If you want a world-class health system, you need a world-class economy. We need to look at our aspirations and ask ourselves what's needed to achieve them.
In conclusion, I want to again thank you for inviting me here today, and for the interest that you have shown in Treasury and its work.
It has been an enormous privilege for me to do this job. The Treasury is an agency of highly capable public servants who are resolutely determined to build a better future for this country. There will be some who will be thinking - well, of course he would say that. Not only do I say it, but I also profoundly believe it. The financially precarious times in which we live are not only stretching budgets, but also stretching our minds. And I never stop being impressed at the intellect and enterprise and energy of those who work in Treasury, and their tenacious pursuit of good policy, and of good services.
I will be leaving the Treasury at a time of great change and challenges for this country, but also a time of great opportunities. The Treasury has people with the intellectual horsepower and dedication to provide the ideas and advice that will enable us to seize those opportunities to create better living standards for those who live here.

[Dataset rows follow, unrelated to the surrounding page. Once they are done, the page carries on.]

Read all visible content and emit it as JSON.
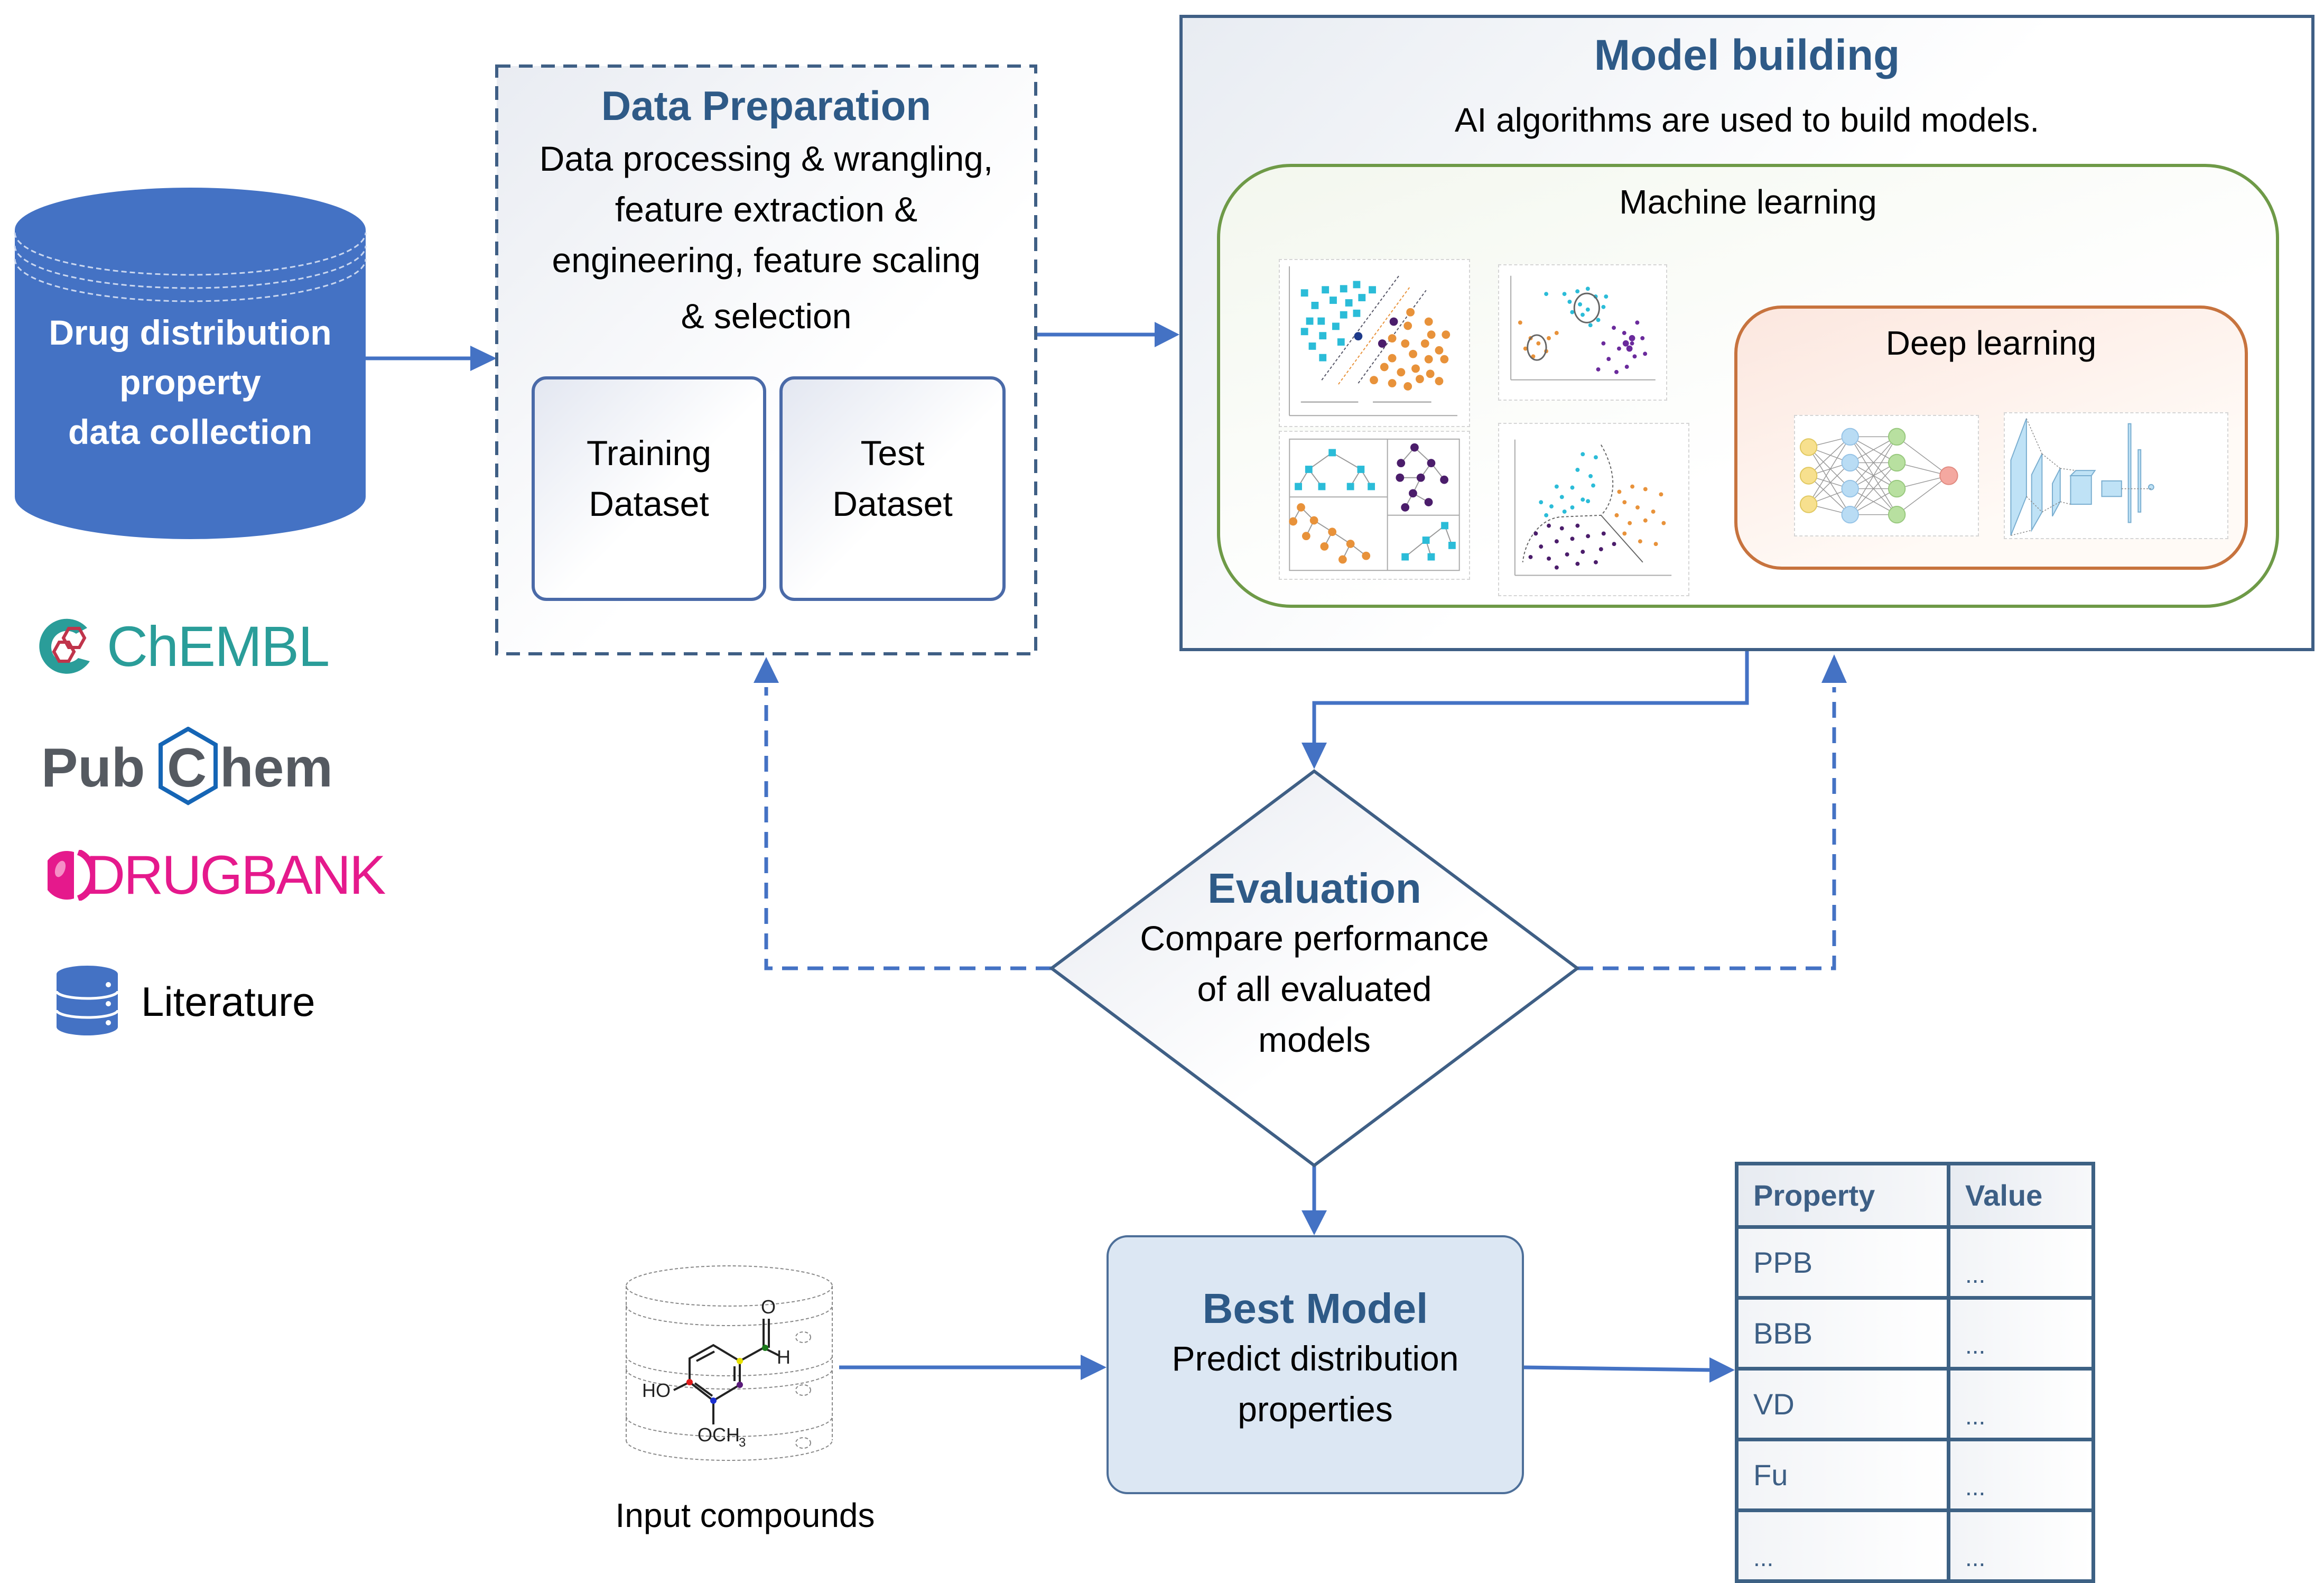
{
  "collection": {
    "cylinder_label_lines": [
      "Drug distribution",
      "property",
      "data collection"
    ],
    "sources": [
      {
        "name": "ChEMBL",
        "icon": "chembl-logo-icon",
        "color": "#2a9d99"
      },
      {
        "name": "PubChem",
        "prefix": "Pub",
        "middle": "C",
        "suffix": "hem",
        "icon": "pubchem-logo-icon",
        "color": "#555a61",
        "accent": "#1565b5"
      },
      {
        "name": "DRUGBANK",
        "text": "DRUGBANK",
        "icon": "drugbank-logo-icon",
        "color": "#e5198c"
      },
      {
        "name": "Literature",
        "icon": "database-icon",
        "color": "#4472c4"
      }
    ]
  },
  "data_preparation": {
    "title": "Data Preparation",
    "description_lines": [
      "Data processing & wrangling,",
      "feature extraction &",
      "engineering, feature scaling",
      "& selection"
    ],
    "datasets": [
      {
        "lines": [
          "Training",
          "Dataset"
        ]
      },
      {
        "lines": [
          "Test",
          "Dataset"
        ]
      }
    ]
  },
  "model_building": {
    "title": "Model building",
    "subtitle": "AI algorithms are used to build models.",
    "machine_learning": {
      "label": "Machine learning",
      "illustrations": [
        "svm-margin-icon",
        "clustering-icon",
        "decision-tree-icon",
        "decision-boundary-icon"
      ]
    },
    "deep_learning": {
      "label": "Deep learning",
      "illustrations": [
        "neural-network-icon",
        "cnn-architecture-icon"
      ]
    }
  },
  "evaluation": {
    "title": "Evaluation",
    "description_lines": [
      "Compare performance",
      "of all evaluated",
      "models"
    ]
  },
  "input": {
    "label": "Input compounds",
    "molecule_labels": {
      "ho": "HO",
      "och3": "OCH",
      "sub3": "3",
      "o": "O",
      "h": "H"
    }
  },
  "best_model": {
    "title": "Best Model",
    "description_lines": [
      "Predict distribution",
      "properties"
    ]
  },
  "output_table": {
    "headers": [
      "Property",
      "Value"
    ],
    "rows": [
      [
        "PPB",
        "..."
      ],
      [
        "BBB",
        "..."
      ],
      [
        "VD",
        "..."
      ],
      [
        "Fu",
        "..."
      ],
      [
        "...",
        "..."
      ]
    ]
  },
  "colors": {
    "arrow": "#4472c4",
    "heading": "#2e5a87",
    "cylinder": "#4472c4"
  }
}
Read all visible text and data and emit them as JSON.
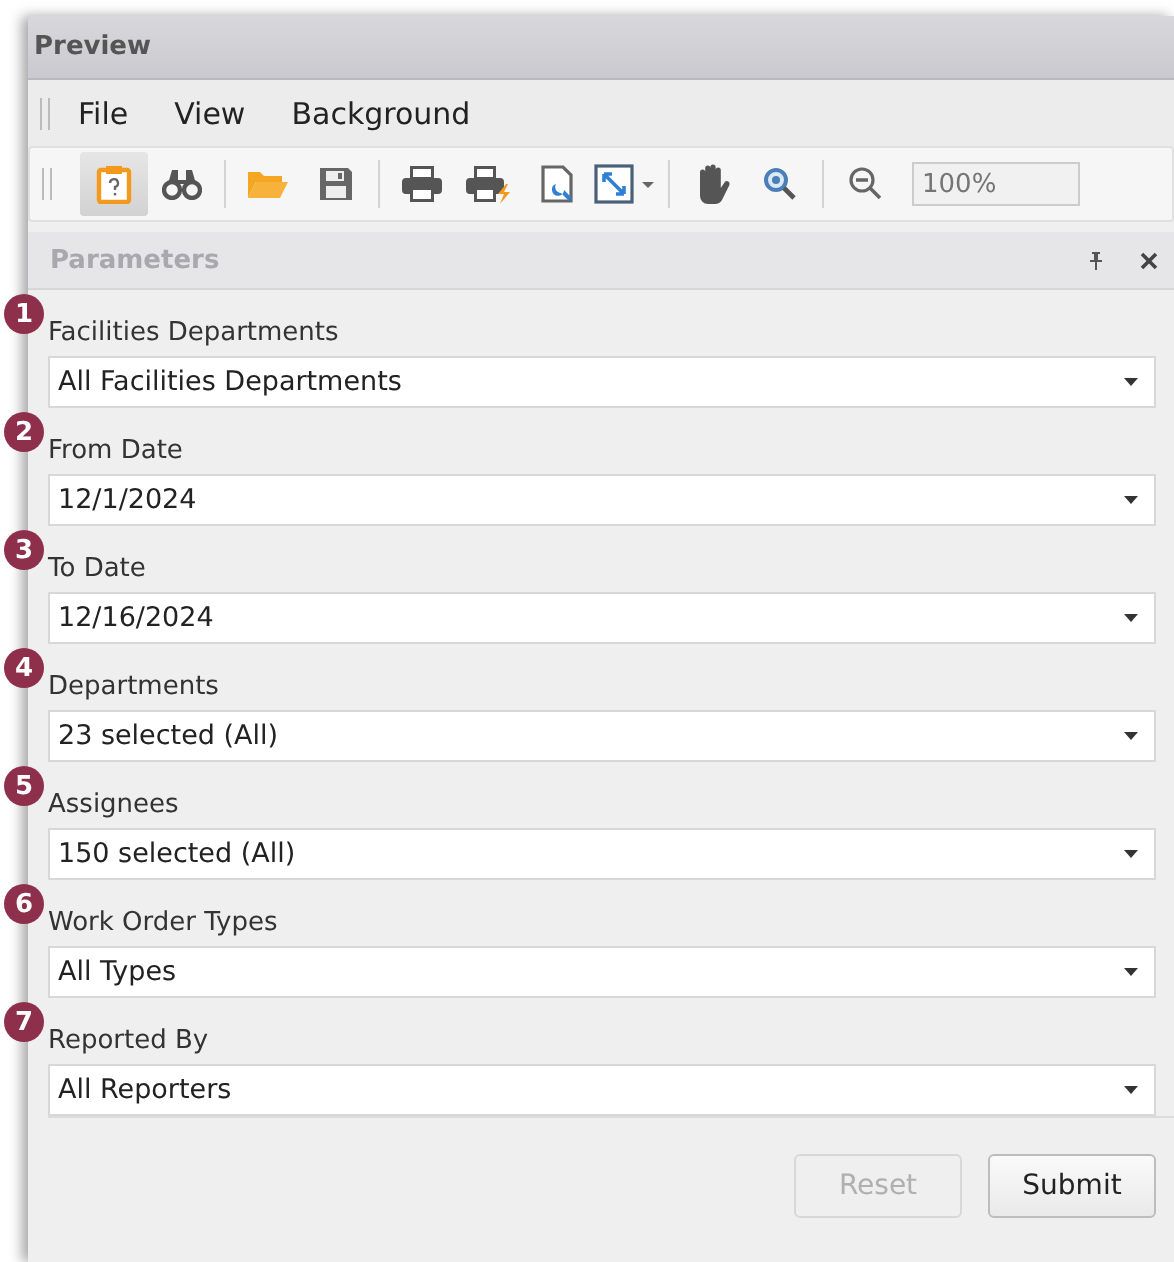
{
  "window": {
    "title": "Preview"
  },
  "menu": [
    {
      "label": "File"
    },
    {
      "label": "View"
    },
    {
      "label": "Background"
    }
  ],
  "toolbar": [
    {
      "kind": "parameters",
      "selected": true
    },
    {
      "kind": "find",
      "selected": false
    },
    {
      "kind": "separator"
    },
    {
      "kind": "open",
      "selected": false
    },
    {
      "kind": "save",
      "selected": false
    },
    {
      "kind": "separator"
    },
    {
      "kind": "print",
      "selected": false
    },
    {
      "kind": "quickprint",
      "selected": false
    },
    {
      "kind": "pagesetup",
      "selected": false
    },
    {
      "kind": "scale",
      "selected": false
    },
    {
      "kind": "separator"
    },
    {
      "kind": "hand",
      "selected": false
    },
    {
      "kind": "magnifier",
      "selected": false
    },
    {
      "kind": "separator"
    },
    {
      "kind": "zoomout",
      "selected": false
    },
    {
      "kind": "zoomfield",
      "placeholder": "100%"
    }
  ],
  "panel": {
    "title": "Parameters"
  },
  "parameters": [
    {
      "badge": "1",
      "label": "Facilities Departments",
      "value": "All Facilities Departments"
    },
    {
      "badge": "2",
      "label": "From Date",
      "value": "12/1/2024"
    },
    {
      "badge": "3",
      "label": "To Date",
      "value": "12/16/2024"
    },
    {
      "badge": "4",
      "label": "Departments",
      "value": "23 selected (All)"
    },
    {
      "badge": "5",
      "label": "Assignees",
      "value": "150 selected (All)"
    },
    {
      "badge": "6",
      "label": "Work Order Types",
      "value": "All Types"
    },
    {
      "badge": "7",
      "label": "Reported By",
      "value": "All Reporters"
    }
  ],
  "buttons": [
    {
      "label": "Reset",
      "disabled": true
    },
    {
      "label": "Submit",
      "disabled": false
    }
  ]
}
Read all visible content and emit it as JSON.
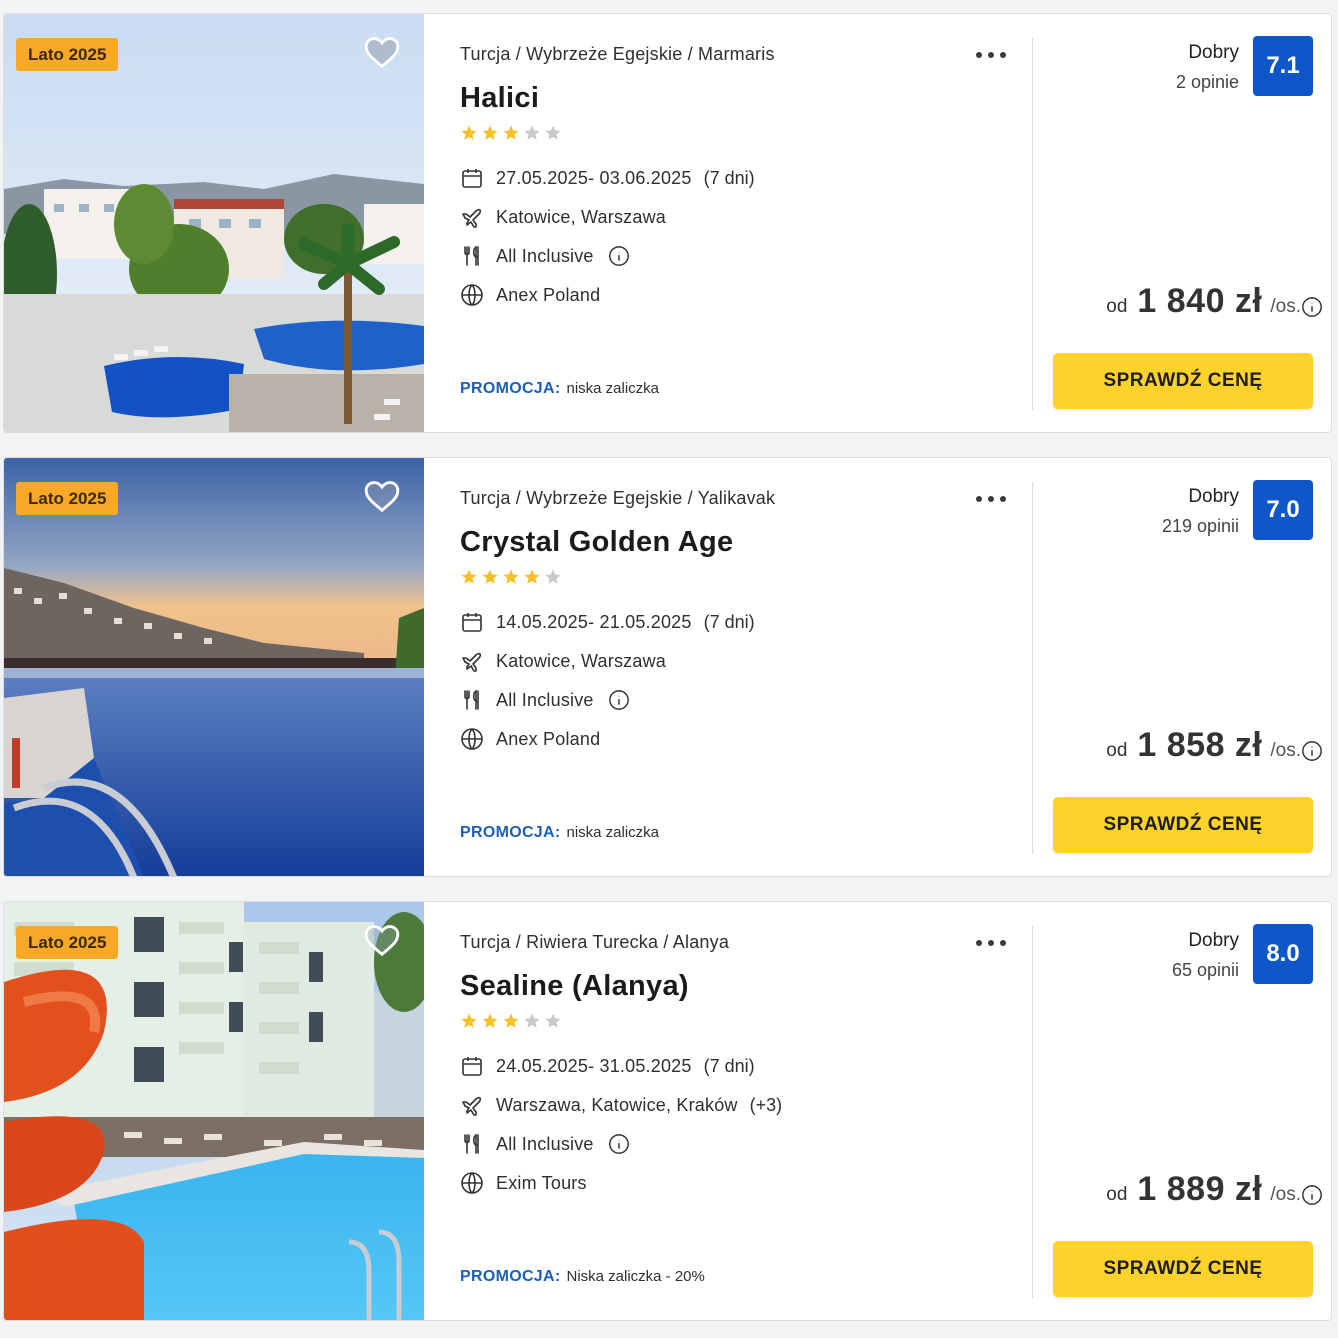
{
  "colors": {
    "badge": "#f9a828",
    "score": "#0f57c8",
    "cta": "#fdd22a",
    "promo_label": "#1d5fb8",
    "star_on": "#f6c02b",
    "star_off": "#c9c9c9"
  },
  "offers": [
    {
      "season_badge": "Lato 2025",
      "breadcrumb": "Turcja / Wybrzeże Egejskie / Marmaris",
      "name": "Halici",
      "stars": 3,
      "dates": "27.05.2025- 03.06.2025",
      "duration": "(7 dni)",
      "airports": "Katowice, Warszawa",
      "airports_more": "",
      "board": "All Inclusive",
      "operator": "Anex Poland",
      "promo_label": "PROMOCJA:",
      "promo_text": "niska zaliczka",
      "rating_word": "Dobry",
      "rating_count": "2 opinie",
      "rating_score": "7.1",
      "price_prefix": "od",
      "price": "1 840 zł",
      "price_suffix": "/os.",
      "cta_label": "SPRAWDŹ CENĘ"
    },
    {
      "season_badge": "Lato 2025",
      "breadcrumb": "Turcja / Wybrzeże Egejskie / Yalikavak",
      "name": "Crystal Golden Age",
      "stars": 4,
      "dates": "14.05.2025- 21.05.2025",
      "duration": "(7 dni)",
      "airports": "Katowice, Warszawa",
      "airports_more": "",
      "board": "All Inclusive",
      "operator": "Anex Poland",
      "promo_label": "PROMOCJA:",
      "promo_text": "niska zaliczka",
      "rating_word": "Dobry",
      "rating_count": "219 opinii",
      "rating_score": "7.0",
      "price_prefix": "od",
      "price": "1 858 zł",
      "price_suffix": "/os.",
      "cta_label": "SPRAWDŹ CENĘ"
    },
    {
      "season_badge": "Lato 2025",
      "breadcrumb": "Turcja / Riwiera Turecka / Alanya",
      "name": "Sealine (Alanya)",
      "stars": 3,
      "dates": "24.05.2025- 31.05.2025",
      "duration": "(7 dni)",
      "airports": "Warszawa, Katowice, Kraków",
      "airports_more": "(+3)",
      "board": "All Inclusive",
      "operator": "Exim Tours",
      "promo_label": "PROMOCJA:",
      "promo_text": "Niska zaliczka - 20%",
      "rating_word": "Dobry",
      "rating_count": "65 opinii",
      "rating_score": "8.0",
      "price_prefix": "od",
      "price": "1 889 zł",
      "price_suffix": "/os.",
      "cta_label": "SPRAWDŹ CENĘ"
    }
  ]
}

This year is a very important one – the Treasury is expected to provide advice that will shape New Zealand's economic future, and the Government will be looking to us to be more effective state sector leaders. There's the Budget to come next week and, of course, a general election later this year.
I think we can all agree that these changing times have brought their challenges. Through them all, the Treasury has achieved a lot in support of the Government, made positive steps through its own change process, and has much to feel proud about - and much still to learn and do.
It has been a huge privilege.